LM. Noakes TD.
Institution: Department of Anatomy and Cell Biology, University of Cape Town
Medical School, Observatory, South Africa.
Source: Clinical Journal of Sport Medicine. 6(3):196-203, 1996 Jul.
OBJECTIVES: Sport rock
climbing with its repetitive high-torque movements in gaining the ascent of
a rock face or wall, often in steep overhanging positions, is associated with
a unique distribution and form of upper limb injuries. In this article, we review
the biomechanical aspects of sport rock climbing and the types of injuries commonly
encountered in the forearm, wrist, and hand regions of elite sport rock climbers.
Because elbow, forearm, wrist, and hand injuries predominate, representing 62%
of the total injuries encountered, these anatomical areas have been selected
DATA SOURCES: The predominant
source of data are the published work of Bollen et al. The remaining sources
were obtained through electronic search of the Medline and Current Contents

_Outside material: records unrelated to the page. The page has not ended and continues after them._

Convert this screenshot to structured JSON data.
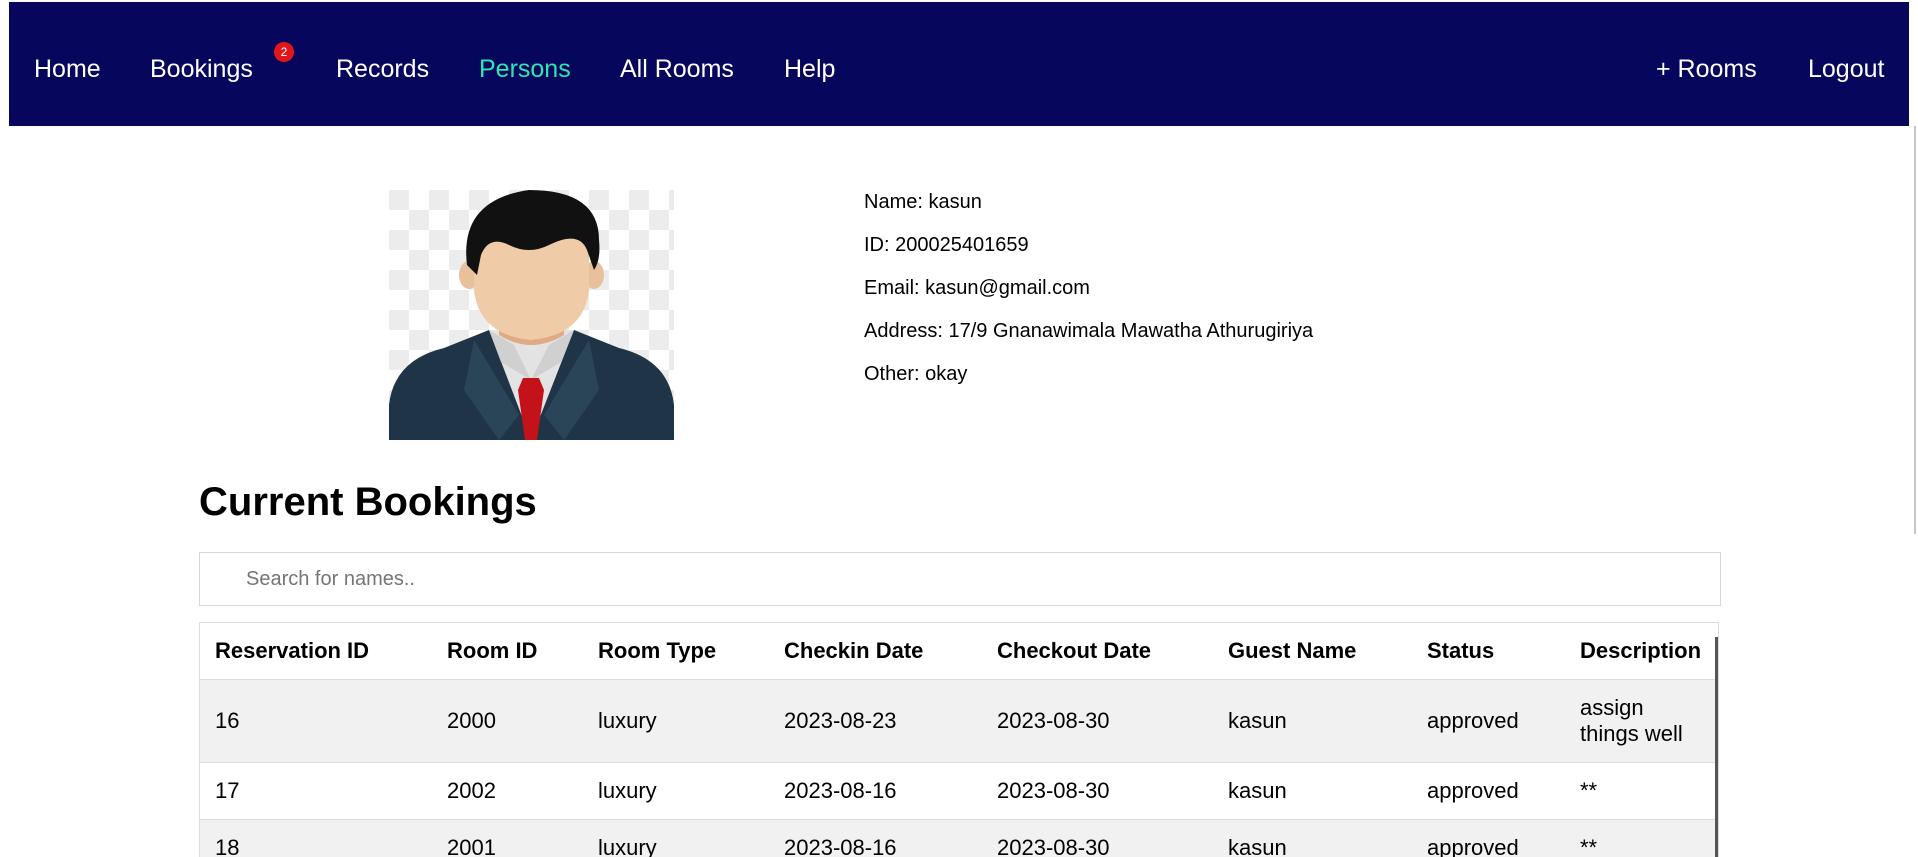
{
  "nav": {
    "home": "Home",
    "bookings": "Bookings",
    "bookings_badge": "2",
    "records": "Records",
    "persons": "Persons",
    "all_rooms": "All Rooms",
    "help": "Help",
    "add_rooms": "+ Rooms",
    "logout": "Logout"
  },
  "profile": {
    "name": "Name: kasun",
    "id": "ID: 200025401659",
    "email": "Email: kasun@gmail.com",
    "address": "Address: 17/9 Gnanawimala Mawatha Athurugiriya",
    "other": "Other: okay"
  },
  "bookings": {
    "title": "Current Bookings",
    "search_placeholder": "Search for names..",
    "columns": [
      "Reservation ID",
      "Room ID",
      "Room Type",
      "Checkin Date",
      "Checkout Date",
      "Guest Name",
      "Status",
      "Description"
    ],
    "rows": [
      [
        "16",
        "2000",
        "luxury",
        "2023-08-23",
        "2023-08-30",
        "kasun",
        "approved",
        "assign things well"
      ],
      [
        "17",
        "2002",
        "luxury",
        "2023-08-16",
        "2023-08-30",
        "kasun",
        "approved",
        "**"
      ],
      [
        "18",
        "2001",
        "luxury",
        "2023-08-16",
        "2023-08-30",
        "kasun",
        "approved",
        "**"
      ]
    ]
  },
  "colors": {
    "navbar_bg": "#06065c",
    "active_link": "#2ee6b2",
    "badge": "#e0161b"
  }
}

Databases (last searched May 1995). German and French articles were included
in the search criteria.
STUDY SELECTION: Only studies
dealing with acute soft tissue and overuse injuries amongst sport rock climbers
DATA EXTRACTION: Data were
extracted directly from the sourced articles.
DATA SYNTHESIS: The following
injuries have been described in detail with regard to their presentation, diagnosis,
treatment, and prevention amongst sport rock climbers: medial epicondylitis,
brachialis tendonitis, biceps brachii tendonitis, ulnar collateral ligament
sprain of the elbow, carpal tunnel syndrome, digital flexor tendon pulley sheath
tears, interphalangeal joint effusions, fixed flexion deformities of the interphalangeal
joints, and collateral ligament tears of the interphalangeal joints.
CONCLUSION: Many of the
injuries are specific to the handhold types used by the rock climber. Accurate
diagnosis and effective treatment of these unique injuries will be facilitated
by a wider understanding of the biomechanical aspects of rock climbing and an
awareness of the patterns and incidence of injuries in this sport. [References: